[1]. Lunsford KE, Sudan R. Small bowel perforation by a clinically unsuspected fish bone: laparoscopic treatment and review of literature. J Gastrointest Surg 2012;16:218–22.
[2]. Steinbach C, Stockmann M, Jara M, et al. Accidentally ingested toothpicks causing severe gastrointestinal injury: a practical guideline for diagnosis and therapy based on 136 case reports. World J Surg 2014;38:371–7.
[3]. Budnick LD. Toothpick-related injuries in the United States, 1979 through 1982. JAMA 1984;252:796–7.
[4]. Henderson CT, Engel J, Schlesinger P. Foreign body ingestion: review and suggested guidelines for management. Endoscopy 1987;19:68–71.
[5]. Lovece A, Asti E, Sironi A, Bonavina L. Toothpick ingestion complicated by cecal perforation: case report and literature review. World J Emerg Surg 2014;9:63.
[6]. Ioannidis O, Kakoutis E, Sakkas L, et al. Ingested toothpick fistula of the ileum mimicking Crohn's disease. Acta Gastroenterol Belg 2010;73:527–9.
[7]. Rodríguez-Hermosa JI, Codina-Cazador A, Sirvent JM, et al. Surgically treated perforations of the gastrointestinal tract caused by ingested foreign bodies. Colorectal Dis 2008;10:701–7.
[8]. Cheung YC, Ng SH, Tan CF, et al. Hepatic inflammatory mass secondary to toothpick perforation of the stomach: triphasic CT appearances. Clin Imaging 2009;24:93–5.
[9]. Chiang TH, Liu KL, Lee YC, et al. Sonographic diagnosis of a toothpick traversing the duodenum and penetrating into liver. J Clin Ultrasound 2006;34:237–40.
[10]. Sarici IS, Topuz O, Sevim Y, et al. Endoscopic management of colonic perforation due to ingestion of a wooden toothpick.
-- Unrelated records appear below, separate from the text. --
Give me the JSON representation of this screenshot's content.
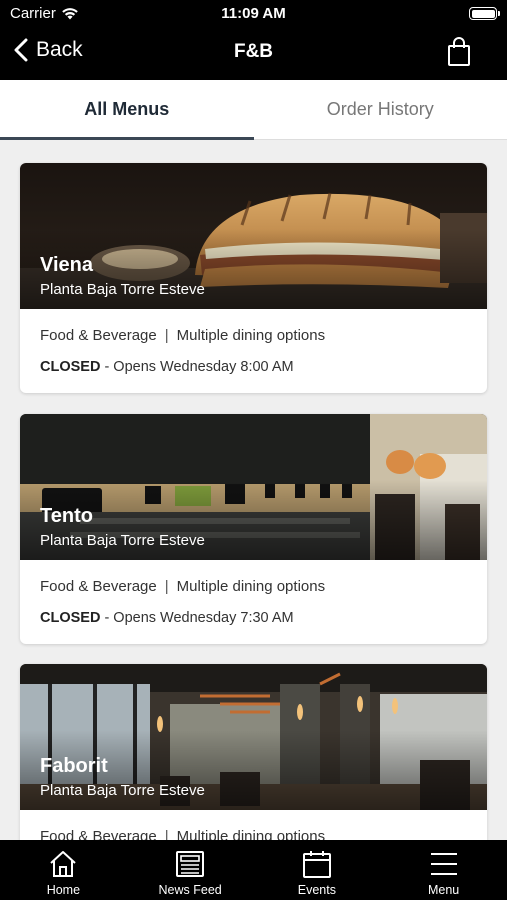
{
  "status_bar": {
    "carrier": "Carrier",
    "time": "11:09 AM"
  },
  "nav": {
    "back_label": "Back",
    "title": "F&B"
  },
  "tabs": [
    {
      "label": "All Menus",
      "active": true
    },
    {
      "label": "Order History",
      "active": false
    }
  ],
  "venues": [
    {
      "name": "Viena",
      "location": "Planta Baja Torre Esteve",
      "category": "Food & Beverage",
      "separator": "|",
      "options": "Multiple dining options",
      "status": "CLOSED",
      "status_detail": " - Opens Wednesday 8:00 AM"
    },
    {
      "name": "Tento",
      "location": "Planta Baja Torre Esteve",
      "category": "Food & Beverage",
      "separator": "|",
      "options": "Multiple dining options",
      "status": "CLOSED",
      "status_detail": " - Opens Wednesday 7:30 AM"
    },
    {
      "name": "Faborit",
      "location": "Planta Baja Torre Esteve",
      "category": "Food & Beverage",
      "separator": "|",
      "options": "Multiple dining options",
      "status": "",
      "status_detail": ""
    }
  ],
  "bottom_tabs": [
    {
      "label": "Home",
      "icon": "home-icon"
    },
    {
      "label": "News Feed",
      "icon": "news-feed-icon"
    },
    {
      "label": "Events",
      "icon": "calendar-icon"
    },
    {
      "label": "Menu",
      "icon": "hamburger-menu-icon"
    }
  ],
  "colors": {
    "bar_background": "#000000",
    "active_tab_text": "#1f2a36",
    "active_tab_underline": "#3b4755",
    "page_background": "#efefef"
  }
}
Am J Case Rep 2017;18:72–5.
Keywords:

intestinal perforation; surgery; toothpick

Copyright © 2019 the Author(s). Published by Wolters Kluwer Health, Inc.